My initial response to that quote, and the many like it, was to ask: What do you expect?  Why would you ever think that the world would be impressed with the church?  Have we forgotten that “The word of the cross is folly to those who are perishing” (1 Cor 1:18)?  Do we fail to recall that “the god of this world has blinded the minds of unbelievers” (2 Cor 4:4)?  What would ever lead us to believe that outsiders might find it a good use of their time to habitually gather to worship a God in whom they do not believe and hear a gospel they find to be utter foolishness?  A major point of the power of God for salvation through the gospel is the paradoxical nature of it.  God saves people through the hearing of news that offends their natural sensibilities.  As a rule of thumb, when the world begins to grant approval and accolade to the church, we ought to pause and consider whether we’re doing something wrong.  Have we left out the gospel?  Have we excluded an essential element of worship?  Why would we ever allow the worship, structure, or mission of the church to be dictated by those who think we are fools.  Is it not folly to seek to be led by the blind?

Healthy Churches…Healthy Members

Every Christian should be committed to the health of his own local church.  Likewise, every Christian should be committed to his own health as a church member, as well as to the health of his co-members.  Here are two little books written with aim of nurturing healthy churches and healthy members.  Both books are written on the presupposition that churches do not primarily need more programs, campaigns, and gimmicks.  Rather, churches need to hear God speak, and God speaks through his Word, the Bible.  If a church and its members are to be healthy, the scriptures must be central and authoritative.
The first is Mark Dever’s What is a Healthy Church? (Crossway 2005).  The book is organized into three parts, the first of which sets out to introduce the reader to a basic theology of the church and to make the case that churches should aspire towards health.  The second part and third parts outline what the author takes to be “essential” and “important” marks of healthy churches.  Dever is interested in drawing attention to those matters that are normally neglected.  As a result, he doesn’t spend time arguing that a healthy church emphasizes prayer.  Rather, he devotes his pen to the essential marks of expositional preaching, biblical theology, and a biblical understanding of the gospel.  The important marks include chapters on conversion, evangelism, membership, church discipline, discipleship, and leadership. 

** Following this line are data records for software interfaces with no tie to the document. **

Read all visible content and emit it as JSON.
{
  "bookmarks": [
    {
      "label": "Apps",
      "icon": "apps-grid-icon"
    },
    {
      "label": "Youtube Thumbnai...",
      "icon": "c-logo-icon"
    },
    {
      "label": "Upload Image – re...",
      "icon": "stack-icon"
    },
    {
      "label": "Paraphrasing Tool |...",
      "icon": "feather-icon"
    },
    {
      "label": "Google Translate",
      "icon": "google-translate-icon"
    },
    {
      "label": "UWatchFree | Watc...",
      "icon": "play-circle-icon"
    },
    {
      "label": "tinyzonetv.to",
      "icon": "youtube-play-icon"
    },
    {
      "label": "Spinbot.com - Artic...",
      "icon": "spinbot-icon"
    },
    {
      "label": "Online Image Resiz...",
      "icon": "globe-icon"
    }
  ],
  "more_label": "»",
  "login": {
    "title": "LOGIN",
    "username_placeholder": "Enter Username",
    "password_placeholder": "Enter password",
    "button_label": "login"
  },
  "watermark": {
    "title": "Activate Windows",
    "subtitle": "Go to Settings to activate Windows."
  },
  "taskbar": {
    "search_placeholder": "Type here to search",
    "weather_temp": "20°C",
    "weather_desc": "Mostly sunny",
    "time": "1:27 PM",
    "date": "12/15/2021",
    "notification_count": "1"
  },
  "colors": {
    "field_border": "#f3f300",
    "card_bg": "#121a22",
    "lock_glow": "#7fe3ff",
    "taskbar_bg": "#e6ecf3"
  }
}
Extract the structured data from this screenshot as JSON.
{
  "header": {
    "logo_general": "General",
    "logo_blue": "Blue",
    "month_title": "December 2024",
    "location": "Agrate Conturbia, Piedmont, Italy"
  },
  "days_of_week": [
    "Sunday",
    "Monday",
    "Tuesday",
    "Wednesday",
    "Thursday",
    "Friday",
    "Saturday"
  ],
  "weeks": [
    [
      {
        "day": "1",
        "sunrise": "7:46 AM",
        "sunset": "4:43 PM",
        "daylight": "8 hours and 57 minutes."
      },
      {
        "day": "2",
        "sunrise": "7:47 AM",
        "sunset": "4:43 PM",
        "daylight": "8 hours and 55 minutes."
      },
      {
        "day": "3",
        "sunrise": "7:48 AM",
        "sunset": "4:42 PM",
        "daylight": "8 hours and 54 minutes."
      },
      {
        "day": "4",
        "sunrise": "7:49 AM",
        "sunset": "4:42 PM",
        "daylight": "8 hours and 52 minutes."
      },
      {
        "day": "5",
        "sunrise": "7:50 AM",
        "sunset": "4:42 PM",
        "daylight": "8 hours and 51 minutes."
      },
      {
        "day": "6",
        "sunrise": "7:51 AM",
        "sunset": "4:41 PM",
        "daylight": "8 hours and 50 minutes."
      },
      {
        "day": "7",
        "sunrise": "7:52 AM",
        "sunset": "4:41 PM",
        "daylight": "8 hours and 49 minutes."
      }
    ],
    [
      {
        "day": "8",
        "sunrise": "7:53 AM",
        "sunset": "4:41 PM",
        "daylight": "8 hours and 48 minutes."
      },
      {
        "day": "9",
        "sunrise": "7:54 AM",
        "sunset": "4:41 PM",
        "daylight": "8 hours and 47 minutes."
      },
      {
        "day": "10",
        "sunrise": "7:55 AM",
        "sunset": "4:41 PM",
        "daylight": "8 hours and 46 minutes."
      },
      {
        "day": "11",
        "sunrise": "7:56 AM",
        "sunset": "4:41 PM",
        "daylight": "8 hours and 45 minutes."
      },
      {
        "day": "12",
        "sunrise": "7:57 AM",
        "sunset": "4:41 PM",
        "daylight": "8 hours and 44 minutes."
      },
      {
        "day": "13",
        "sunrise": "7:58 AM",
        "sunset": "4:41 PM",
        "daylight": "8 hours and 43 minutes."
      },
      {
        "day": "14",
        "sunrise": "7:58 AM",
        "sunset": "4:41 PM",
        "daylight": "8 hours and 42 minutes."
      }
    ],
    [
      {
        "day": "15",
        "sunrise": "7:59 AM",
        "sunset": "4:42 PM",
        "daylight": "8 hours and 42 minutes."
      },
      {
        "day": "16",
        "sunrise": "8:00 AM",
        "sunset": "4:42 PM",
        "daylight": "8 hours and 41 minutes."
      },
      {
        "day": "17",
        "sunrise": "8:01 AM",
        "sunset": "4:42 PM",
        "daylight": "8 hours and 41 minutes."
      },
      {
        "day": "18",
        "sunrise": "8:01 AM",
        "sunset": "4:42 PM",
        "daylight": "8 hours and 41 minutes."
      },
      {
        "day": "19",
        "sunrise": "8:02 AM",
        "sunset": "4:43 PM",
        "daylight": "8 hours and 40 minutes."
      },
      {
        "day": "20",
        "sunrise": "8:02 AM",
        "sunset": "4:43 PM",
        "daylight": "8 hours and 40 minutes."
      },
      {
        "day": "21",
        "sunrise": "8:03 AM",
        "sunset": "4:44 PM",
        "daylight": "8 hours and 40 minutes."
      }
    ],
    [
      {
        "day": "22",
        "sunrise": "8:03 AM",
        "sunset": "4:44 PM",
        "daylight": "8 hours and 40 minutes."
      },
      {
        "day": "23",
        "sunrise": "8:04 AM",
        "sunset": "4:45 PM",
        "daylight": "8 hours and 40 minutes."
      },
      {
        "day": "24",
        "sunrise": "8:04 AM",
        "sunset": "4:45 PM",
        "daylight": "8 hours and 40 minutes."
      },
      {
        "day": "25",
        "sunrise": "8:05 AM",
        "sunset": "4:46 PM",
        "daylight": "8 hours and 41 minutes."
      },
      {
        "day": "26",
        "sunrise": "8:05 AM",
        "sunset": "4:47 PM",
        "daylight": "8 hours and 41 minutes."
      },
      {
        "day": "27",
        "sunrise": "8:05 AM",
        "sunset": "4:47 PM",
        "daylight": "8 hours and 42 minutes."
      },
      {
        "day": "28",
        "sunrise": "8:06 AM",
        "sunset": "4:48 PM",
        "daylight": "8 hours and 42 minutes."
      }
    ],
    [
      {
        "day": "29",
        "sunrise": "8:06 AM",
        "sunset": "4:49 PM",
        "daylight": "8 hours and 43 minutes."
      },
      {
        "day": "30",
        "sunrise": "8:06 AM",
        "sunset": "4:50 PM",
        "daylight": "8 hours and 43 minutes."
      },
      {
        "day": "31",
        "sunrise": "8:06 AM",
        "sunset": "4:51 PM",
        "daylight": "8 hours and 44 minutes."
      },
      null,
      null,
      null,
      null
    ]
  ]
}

What is a Healthy Church Member? (Crossway 2008) by Thabiti Anyabwile is a companion volume to the book by Dever, with whom Anyabwile served as assistant pastor at Capitol Hill Baptist Church in Washington, D.C.  Presupposing that healthy churches are made up of healthy members, Anyabwile takes uses each chapter to apply Dever’s “marks” to the lives of individual members.  Thus, the chapters claim that a healthy church member is an expositional listener, a biblical theologian, gospel saturated, an evangelist, etc.  Anyabwile adds a tenth chapter on being a prayer warrior.
Both authors are pastors of Baptist churches, and the distinctives of their tradition come through in their writing.  This does not mean, though, that the principles outlined in these books are not widely applicable across the denominational spectrum of Christianity.  Also, both authors have Calvinistic understandings of salvation.  Fortunately, this does not pervade the texts and is likely to go largely unnoticed by those not familiar with the finer nuances of the debate.  All in all, pastors would do well to distribute these books widely in their churches, not least among the leadership.  These two brief but powerful books should be standard reading in every local church.